“Oh, aye.” A girl’s carefree giggle, and she moved away, the grass leaning toward her glow and the fireflies trailing. “I do, when the service is well wrought. Farewell, hob. I’ll send him a familiar face, since mortals are timid.” Her laugh, deeper and richer now, caroled between the shivering birches, a pocket of cold swallowing a struggling swimmer.

“Mind that you do,” Goodfellow said, but softly, softly. He capered once more, to hear the dried brambles crunch underfoot, like mortal bones. He spun, quick brown fingers finding the pipes at his belt. He lifted them to his mouth, and his own eyes fired green in the darkness. Full night had fallen, and silver threads of music lifted in the distance—the Queen was well pleased, it seemed, and had called upon the minstrels to play.

He stepped sideways, pirouetting neatly on the ball of one foot, and emerged in a mortal alley. It was night here, too, and as he danced along, the breathy, wooden notes from his pipes arrowed free in a rill. Concrete whirled underfoot, the mortal world flashing and trembling as he skipped across its pleats and hollows. They did not see, the dull cold sacks of frail flesh, and only some few of them heard.

Those who did shuddered, though they could not have said why. A cold finger laid itself on their napes, or in another sensitive spot, and the gooseflesh walked over them. None of them suited Goodfellow, so he ambled on.
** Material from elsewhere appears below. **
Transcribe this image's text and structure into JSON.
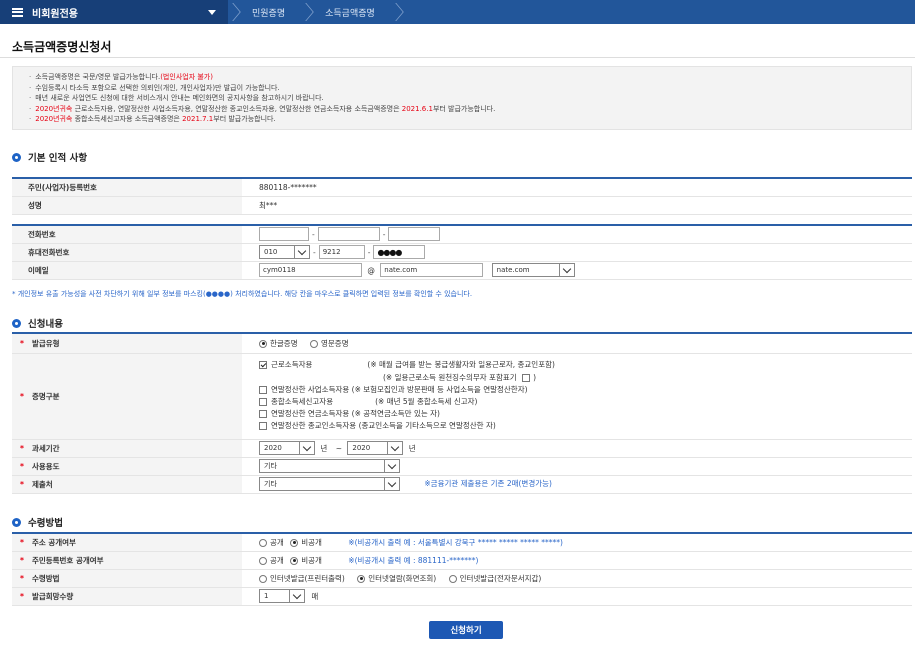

A little while later, a mortal chanced across his path—a sturdy youth, strong and healthy, who thought the Fatherless a common, staggering drunkard. With the pipes whispering in his ear, luring him down another path, the mortal boy did not realize he was prey instead of hunter until his unvictim rounded on him with wide, lambent eyes and a sharp, sickeningly cheery smile.

Yes, Goodfellow decided as he crouched to crunch, hot salt against his tongue, bramble did sound like mortal bones, if it was dry enough.

Pleased by his own thoroughness, he ate his fill.